Petro’s government achieves a limited victory on its Labor Reform Bill

The country’s trade union confederations condemned that several key articles were removed from the reform during negotiations in Congress

June 19, 2024 by Pablo Meriguet
Legislators in the Seventh Commission after approving the Labor Reform. Photo: Minister of Labor

The Labor Reform proposed by the progressive government of Gustavo Petro achieved a significant victory on Tuesday June 18 after a year of difficulties. With 14 votes in favor and four against, the Seventh Commission of the House of Representatives approved the Bill that intends to improve some labor conditions decimated by decades of neoliberal governments in Colombia. The bill was supported by the Historic Pact party, Comunes Party, the Green Party, Liberal Party, and some more votes from Partido de la U and certain conservative legislators. Cambio Radical and Centro Democrático voted against.

A few days after the approval of the Pension Reform, this first approval of the law (which still needs to be debated three more times to become operational) is a significant victory for the government, taking into account that both bills had been soundly defeated for a whole year. The Ministry of Labor celebrated the decision of the Seventh Commission: “Workers’ rights are advancing! For decent and dignified work…”. In declarations to RTCV Noticias, the Minister of Labor, Gloria Ramírez Ríos emphasized that with this first step, Colombia is taking “a restitution of workers’ rights”.

The Labor Reform seeks, among other things, to establish a maximum working week of 42 hours, as well as the prohibition of working more than eight hours a day. In this sense, it will also seek to reduce the night shifts by two hours. Other changes that the Labor Reform seeks to incorporate are the fair payment of extra working hours and the payment of holidays and Sundays, and the affiliation to the Social Security of the delivery personnel of digital applications. The bill also outlines that fired workers be compensated as long as they have been dismissed without just cause; it also stipulates that the indefinite-term contract be the base model for new hires, although the development of new types of contracts is not ruled out.

Likewise, it seeks to recognize the work of apprentices in any trade through the formalization of the apprenticeship contract, whose salary may not be less than one minimum wage. The gender focus is one of the most important aspects of the law: it is intended to establish days off for people who suffer from incapacitating menstruation, as well as leave for same-sex couples who adopt children. It is important to highlight that the Labor Reform seeks to formalize the work of more than one million peasants who currently work informally.

However, in order to promote the debate of the law and reach agreements with other political parties, the Executive had to abandon some of its most important proposals (22 articles of the law were eliminated), specifically those related to the establishment of workers’ collective rights. The guarantees that were intended to be offered to unions and workers who went on strike were left aside. Petro’s government also sought to prohibit collective bargaining between non-unionized workers and companies.

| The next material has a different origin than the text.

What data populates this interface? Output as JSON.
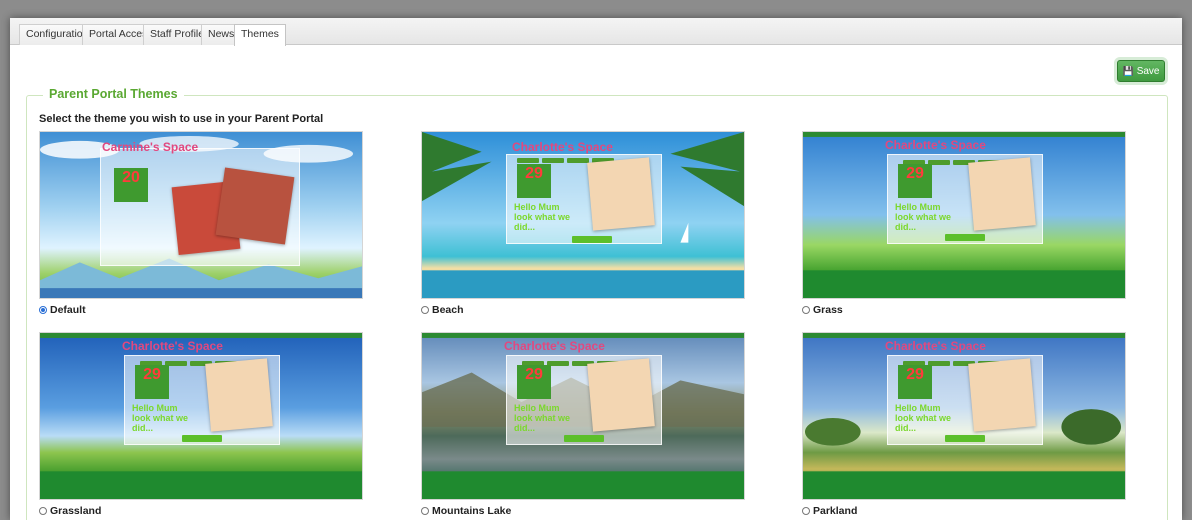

In a communique, the three major unions of Colombia, the Central Unitaria de Trabajadores de Colombia (CUT), the Confederación General del Trabajo (CGT) and the Confederación de Trabajadores de Colombia (CTC) deeply regretted the elimination of these 22 articles, since they affirm that the conquest of collective and union rights (which are contemplated in several international agreements that Colombia has signed but does not comply with) allows the construction of a true democracy: “to eliminate from the labor reform the collective part from an institution of democracy such as the Congress is an attack against democracy itself”. The communique also stresses that the recognition of these rights and the conquest of an authentic union freedom, would safeguard the lives of organized workers from the “severe anti-union violence”, which, in the last 40 years, has claimed the lives of more than 3,350 people. “We condemn the sectors and parties, which oppose the process of democratic transition, the social reforms of the government of change of Gustavo Petro,” continues the communique.

The road to approve the Labor Reform Bill is still long. It will have to be discussed among all members of the House of Representatives after July 20, when the new legislative term begins. The path of the Labor Reform in Colombia has just begun, and several business and pro-Uribe groups are preparing to prevent its approval.